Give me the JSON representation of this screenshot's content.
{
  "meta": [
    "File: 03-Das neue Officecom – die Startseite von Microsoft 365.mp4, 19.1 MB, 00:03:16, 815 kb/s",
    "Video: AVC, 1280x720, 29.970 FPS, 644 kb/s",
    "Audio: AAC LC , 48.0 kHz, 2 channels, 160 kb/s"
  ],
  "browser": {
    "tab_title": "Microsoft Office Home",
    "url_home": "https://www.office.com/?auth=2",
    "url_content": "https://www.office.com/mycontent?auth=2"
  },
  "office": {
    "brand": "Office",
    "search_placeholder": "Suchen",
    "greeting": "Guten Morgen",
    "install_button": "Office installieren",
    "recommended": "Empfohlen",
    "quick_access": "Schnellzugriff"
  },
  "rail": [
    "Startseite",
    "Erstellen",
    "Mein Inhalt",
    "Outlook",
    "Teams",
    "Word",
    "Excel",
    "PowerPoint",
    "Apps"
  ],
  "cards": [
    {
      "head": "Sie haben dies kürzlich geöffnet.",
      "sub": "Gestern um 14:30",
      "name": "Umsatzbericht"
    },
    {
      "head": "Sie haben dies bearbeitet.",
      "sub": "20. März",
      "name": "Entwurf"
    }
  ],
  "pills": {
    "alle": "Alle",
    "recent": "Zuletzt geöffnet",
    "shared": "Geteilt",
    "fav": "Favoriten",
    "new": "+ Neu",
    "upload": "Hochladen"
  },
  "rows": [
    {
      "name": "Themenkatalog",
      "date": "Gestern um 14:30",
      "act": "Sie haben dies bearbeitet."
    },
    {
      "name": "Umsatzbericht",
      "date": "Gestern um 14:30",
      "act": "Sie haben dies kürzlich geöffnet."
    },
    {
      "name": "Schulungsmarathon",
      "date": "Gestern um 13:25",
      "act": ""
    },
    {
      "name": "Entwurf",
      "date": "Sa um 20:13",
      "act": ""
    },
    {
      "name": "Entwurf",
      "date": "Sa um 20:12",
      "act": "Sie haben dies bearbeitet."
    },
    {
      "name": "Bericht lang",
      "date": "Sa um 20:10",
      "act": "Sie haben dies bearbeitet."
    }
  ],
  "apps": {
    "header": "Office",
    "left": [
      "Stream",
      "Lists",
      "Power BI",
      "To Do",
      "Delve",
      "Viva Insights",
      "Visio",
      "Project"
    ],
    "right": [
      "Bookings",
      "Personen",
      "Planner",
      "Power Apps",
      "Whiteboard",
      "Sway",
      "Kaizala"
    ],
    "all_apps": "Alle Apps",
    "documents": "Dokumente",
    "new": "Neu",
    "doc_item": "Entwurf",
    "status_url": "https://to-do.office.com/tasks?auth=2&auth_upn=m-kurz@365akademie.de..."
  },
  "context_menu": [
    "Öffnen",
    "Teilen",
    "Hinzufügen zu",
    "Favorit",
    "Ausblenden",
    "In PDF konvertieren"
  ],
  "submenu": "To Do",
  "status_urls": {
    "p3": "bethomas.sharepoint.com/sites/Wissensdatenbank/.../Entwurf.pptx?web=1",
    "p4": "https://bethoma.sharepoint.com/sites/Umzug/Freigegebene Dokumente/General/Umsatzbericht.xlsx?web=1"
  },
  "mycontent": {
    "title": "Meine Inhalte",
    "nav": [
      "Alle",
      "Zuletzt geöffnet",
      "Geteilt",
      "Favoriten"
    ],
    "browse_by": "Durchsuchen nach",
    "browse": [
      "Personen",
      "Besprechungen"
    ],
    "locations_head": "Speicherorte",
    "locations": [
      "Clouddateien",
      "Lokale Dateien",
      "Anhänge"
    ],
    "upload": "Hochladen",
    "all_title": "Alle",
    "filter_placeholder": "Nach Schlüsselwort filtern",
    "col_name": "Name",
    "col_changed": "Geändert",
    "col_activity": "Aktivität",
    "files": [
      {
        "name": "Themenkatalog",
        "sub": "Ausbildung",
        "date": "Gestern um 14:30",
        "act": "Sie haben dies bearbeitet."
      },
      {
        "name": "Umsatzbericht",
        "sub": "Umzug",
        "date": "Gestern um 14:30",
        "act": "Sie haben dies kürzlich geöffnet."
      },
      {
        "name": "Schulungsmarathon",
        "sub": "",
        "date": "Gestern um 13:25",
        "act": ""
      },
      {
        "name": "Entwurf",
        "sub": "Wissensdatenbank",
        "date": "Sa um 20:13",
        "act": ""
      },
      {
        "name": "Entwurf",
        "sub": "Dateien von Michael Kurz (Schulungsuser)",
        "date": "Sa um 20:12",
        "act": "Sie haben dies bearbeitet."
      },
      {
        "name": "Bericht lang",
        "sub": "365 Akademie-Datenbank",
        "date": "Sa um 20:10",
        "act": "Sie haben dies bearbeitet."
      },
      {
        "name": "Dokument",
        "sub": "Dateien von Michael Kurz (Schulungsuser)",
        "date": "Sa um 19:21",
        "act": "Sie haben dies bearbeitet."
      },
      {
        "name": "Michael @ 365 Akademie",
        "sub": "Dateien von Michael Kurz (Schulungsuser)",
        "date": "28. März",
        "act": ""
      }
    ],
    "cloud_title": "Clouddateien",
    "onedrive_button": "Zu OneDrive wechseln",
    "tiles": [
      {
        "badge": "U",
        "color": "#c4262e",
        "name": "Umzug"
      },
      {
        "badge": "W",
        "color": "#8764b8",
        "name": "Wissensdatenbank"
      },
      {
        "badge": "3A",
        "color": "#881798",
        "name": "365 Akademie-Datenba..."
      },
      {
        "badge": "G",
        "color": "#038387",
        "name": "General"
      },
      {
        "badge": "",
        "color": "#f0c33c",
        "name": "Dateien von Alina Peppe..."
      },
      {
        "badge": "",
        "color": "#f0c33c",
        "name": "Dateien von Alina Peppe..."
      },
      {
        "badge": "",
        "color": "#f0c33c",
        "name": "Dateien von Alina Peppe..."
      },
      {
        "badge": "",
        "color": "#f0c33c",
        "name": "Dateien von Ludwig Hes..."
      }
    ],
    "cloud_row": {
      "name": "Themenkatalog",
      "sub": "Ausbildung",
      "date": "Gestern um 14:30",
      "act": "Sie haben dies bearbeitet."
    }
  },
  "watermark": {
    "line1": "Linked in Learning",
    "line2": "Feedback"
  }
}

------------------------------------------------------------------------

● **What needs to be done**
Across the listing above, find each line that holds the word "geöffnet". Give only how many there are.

● **Task result**
5